(File photo)
UBCO introduces another reading break in November

The break only affects the Okanagan campus

A man wearing a mask against coronavirus walks past an NHS advertisement about COVID-19 in London, Tuesday, Feb. 2, 2021. (AP Photo/Alastair Grant)
92 new COVID-19 cases, no new deaths: Interior Health

The region is reporting 92 cases after the weekend

Langley resident Carrie MacKay shared a video showing how stairs are a challenge after spending weeks in hospital battling COVID-19 (Special to Langley Advance Times)
VIDEO: Stairs a challenge for B.C. woman who chronicled COVID-19 battle

‘I can now walk for six (to) 10 minutes a day’

A copy of the book “And to Think That I Saw It on Mulberry Street,” by Dr. Seuss, rests in a chair, Monday, March 1, 2021, in Walpole, Mass. Dr. Seuss Enterprises, the business that preserves and protects the author and illustrator’s legacy, announced on his birthday, Tuesday, March 2, 2021, that it would cease publication of several children’s titles including “And to Think That I Saw It on Mulberry Street” and “If I Ran the Zoo,” because of insensitive and racist imagery. (AP Photo/Steven Senne)
6 Dr. Seuss books won’t be published for racist images

Books affected include McElligot’s Pool, On Beyond Zebra!, Scrambled Eggs Super! and The Cat’s Quizzer

The fundraising effort to purchase 40 hectares west of Cottonwood Lake announced its success this week. Photo: Submitted
Nelson society raises $400K to save regional park from logging project

The Nelson community group has raised $400,000 to purchase 40 hectares of forest

Amanda Eastwood, Community Connections Coordinator with Shuswap Immigrant Services Society, said the society has received reports of racist comments and actions in Salmon Arm and is working on education, other ways to combat the issue. (Martha Wickett - Salmon Arm Observer)
Working to counter racism in Salmon Arm, Shuswap

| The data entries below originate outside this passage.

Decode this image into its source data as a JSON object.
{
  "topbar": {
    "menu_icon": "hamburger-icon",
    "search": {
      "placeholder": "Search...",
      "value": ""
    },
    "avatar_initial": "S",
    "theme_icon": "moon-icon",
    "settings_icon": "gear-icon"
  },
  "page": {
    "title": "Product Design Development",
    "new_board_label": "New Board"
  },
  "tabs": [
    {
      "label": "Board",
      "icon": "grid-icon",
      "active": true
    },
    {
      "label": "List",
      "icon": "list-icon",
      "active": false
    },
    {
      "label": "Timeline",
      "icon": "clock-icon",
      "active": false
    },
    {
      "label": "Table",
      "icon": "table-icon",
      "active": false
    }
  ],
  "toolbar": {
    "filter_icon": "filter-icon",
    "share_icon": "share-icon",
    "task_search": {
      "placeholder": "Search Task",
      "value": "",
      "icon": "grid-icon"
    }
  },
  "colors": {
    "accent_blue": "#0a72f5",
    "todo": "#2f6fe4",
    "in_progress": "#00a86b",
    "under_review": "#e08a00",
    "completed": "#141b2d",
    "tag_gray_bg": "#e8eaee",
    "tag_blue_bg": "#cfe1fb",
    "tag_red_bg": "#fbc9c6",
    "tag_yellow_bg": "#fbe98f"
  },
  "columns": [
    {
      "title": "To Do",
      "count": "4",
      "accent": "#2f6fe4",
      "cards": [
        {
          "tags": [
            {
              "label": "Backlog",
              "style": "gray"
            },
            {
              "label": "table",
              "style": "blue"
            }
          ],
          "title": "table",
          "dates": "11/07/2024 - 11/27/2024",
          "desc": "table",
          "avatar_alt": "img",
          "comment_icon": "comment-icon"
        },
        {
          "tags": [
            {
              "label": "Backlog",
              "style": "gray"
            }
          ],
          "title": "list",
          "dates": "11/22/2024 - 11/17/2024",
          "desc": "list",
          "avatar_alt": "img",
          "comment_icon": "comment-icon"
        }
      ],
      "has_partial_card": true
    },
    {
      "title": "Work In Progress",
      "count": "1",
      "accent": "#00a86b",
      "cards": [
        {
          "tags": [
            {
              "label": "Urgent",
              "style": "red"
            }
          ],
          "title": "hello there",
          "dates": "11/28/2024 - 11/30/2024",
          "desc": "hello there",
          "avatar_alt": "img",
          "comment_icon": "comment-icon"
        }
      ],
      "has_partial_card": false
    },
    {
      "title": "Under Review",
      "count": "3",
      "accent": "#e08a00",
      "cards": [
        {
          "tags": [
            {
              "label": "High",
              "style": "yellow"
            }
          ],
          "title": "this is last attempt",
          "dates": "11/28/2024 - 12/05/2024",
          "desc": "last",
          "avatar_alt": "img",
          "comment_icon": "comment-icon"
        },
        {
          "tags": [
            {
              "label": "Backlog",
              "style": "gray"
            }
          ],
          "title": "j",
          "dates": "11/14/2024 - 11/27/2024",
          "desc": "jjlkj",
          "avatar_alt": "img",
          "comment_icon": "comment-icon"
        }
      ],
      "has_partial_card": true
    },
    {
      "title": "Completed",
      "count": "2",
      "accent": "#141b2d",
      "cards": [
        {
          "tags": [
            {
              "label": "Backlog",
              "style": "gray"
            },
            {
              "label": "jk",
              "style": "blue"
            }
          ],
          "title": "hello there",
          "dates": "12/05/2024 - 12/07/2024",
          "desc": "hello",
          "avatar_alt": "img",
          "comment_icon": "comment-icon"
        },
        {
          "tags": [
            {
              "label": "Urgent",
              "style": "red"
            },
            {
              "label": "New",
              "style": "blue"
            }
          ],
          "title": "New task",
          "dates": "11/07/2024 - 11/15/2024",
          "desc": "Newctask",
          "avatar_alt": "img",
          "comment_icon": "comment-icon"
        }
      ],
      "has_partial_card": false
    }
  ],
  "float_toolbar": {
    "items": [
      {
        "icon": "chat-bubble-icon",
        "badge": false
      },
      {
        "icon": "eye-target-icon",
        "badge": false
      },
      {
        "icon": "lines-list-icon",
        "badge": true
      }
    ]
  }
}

Shuswap Immigration Services Society gathers reports on racism in community, looks at remedies

Shuswap Youth Launch Team members Claire Waite, Abbigail Paetsch, Mikayla Wilkinson, Brynn Gowen and Caillie Hay-Vicars pause for a picture on the day of the Shuswap Youth Launch interactive event, Thursday, Feb. 25. (Contributed)
Shuswap youth over the moon with success of interactive event

Salmon Arm youth team invited to apply for $100,000 grant

AstraZeneca’s vaccine ready for use at the vaccination centre in Apolda, Germany, Sunday, Feb. 28, 2021. THE CANADIAN PRESS/Michael Reichel/dpa via AP
National panel advises against using Oxford-AstraZeneca’s COVID-19 vaccine on seniors

NACI panel said vaccines from Pfizer and Moderna are preferred for seniors ‘due to suggested superior efficacy’

A public health order has extended the types of health care professionals who can give the COVID-19 vaccine. (Photo courtesy of CHI Franciscan)
‘It’s great that midwives are included’ in rollout of B.C.’s COVID vaccine plan, says college

The order will help the province staff the mass vaccination clinics planned for April

Cannabis bought in British Columbia (Ashley Wadhwani/Black Press Media)
Is it time to start thinking about greener ways to package cannabis?

Packaging suppliers are still figuring eco-friendly and affordable packaging options that fit the mandates of Cannabis Regulations

Shipping containers are seen at the Fairview Cove Container Terminal in Halifax on Friday, Aug. 25, 2017. THE CANADIAN PRESS/Andrew Vaughan
Canadian economy contracted 5.4 per cent in 2020, worst year on record

Drop was largely due to shutdowns in the spring as COVID began to spread

Most Read